The Masterharper of Pern tells Robinton’s life story from his birth; his distant, disapproving father; his music training; his falling in love with beautiful green-eyed Kasia; their marriage; a disastrous boat trip after which Kasia catches a chill of which she subsequently dies. Robinton is made sad by this, although he’s soon engaging in no-strings-attached shagging with slinky Silvana. Then, in an odd move, he has a brain-damaged son with Silvana. Then things heat up, fight-wise, as we near the end. Most of the fixtures and fittings are castles, potions, bejewelled daggers, swords, bows, arrows and the like; although McCaffrey also says things like “the main Hall had excellent acoustics” (p 353), which isn’t the sort of line you tend to find in Chaucer; and her characters wear “heavy woollen socks” (p 276), items of clothing which aren’t anachronistic yet somehow sound as if they should be. Plus her people are forever drinking cups of tea coffee, here called “klah”. Sometimes on its own. Sometimes with Canderel (“”You are related to MasterSinger Merelan?” Silvina asked as she poured klah and passed around the sweetener”, p 335)
The novel itself is 400-pages of meh, lifted a little from time to time by a few less-feeble-than-the-rest set-pieces (Robinton and Kasia in the boat on the storm isn’t bad; and some of the fighting near the end is readable). Mostly the problem is one of style. From time to time, McCaffrey remembers that she’s writing a cod-medieval dragon-packed planetary adventure and wrenches her style into inelegances of the “many of the capping slabs were athwart the expanse” (p 294) or “he asked for conveyance a-dragonback” (p 336) kind. But the bulk of the novel is written in a could-not-be-blander grey contemporary prose, stitched together almost entirely out of cliché. Cliché is everything in this novel: the characters, the settings, the events, nothing is here to make you see things freshly or to startle you out of your comfortable familiarity. Hardly a page goes by when the author does not fall back, consciously or otherwise, on an inert, clogging, conventionalised phrase.
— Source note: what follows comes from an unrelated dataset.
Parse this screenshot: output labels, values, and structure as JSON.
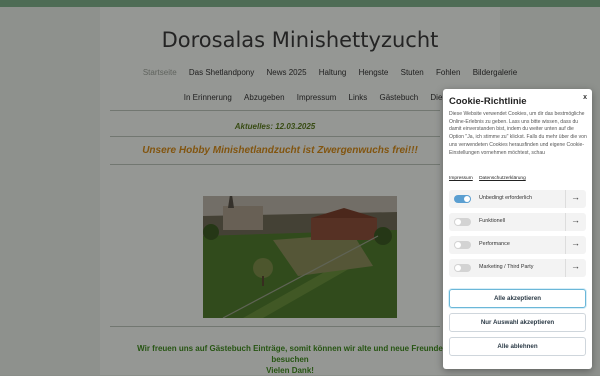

This character finds himself “between a rock and a hard place” (p 51); that other has “a vice-like grip” (p 91). If there is a silence it must be “a stunned silence” (p 109), or indeed “an awful, stunned silence” (p 345). Characters “rue the day” (p 172), “stifle a laugh” (p 195), promise to “show him the error of his ways” (p 222). Men have “rugged good looks” (p 231) and everybody “cocks their head” at things. Actually, people in this novel are forever cocking their heads (“he cocked his head at Robinton, a sly grin on his rugged, weathered face”, p 236; “cocking her head”, p 256; “Nip cocked his head”, p 357; “Tick cocked his head hopefully”, p 375). Rather than leave, people “steal away” (p 272); storms have exactly the properties you would expect them to have (“in the teeth of the gale … driving rain” p 273); coughs are ‘hacking coughs’  and people “refuse to dignify that question with an answer” (p 287). Martin Amis once declared that the primary business of a writer was to wage war on cliché. Stylistically speaking, McCaffrey evidently preferred, as far as that went, to give peace a chance. A slack, underwhelming novel.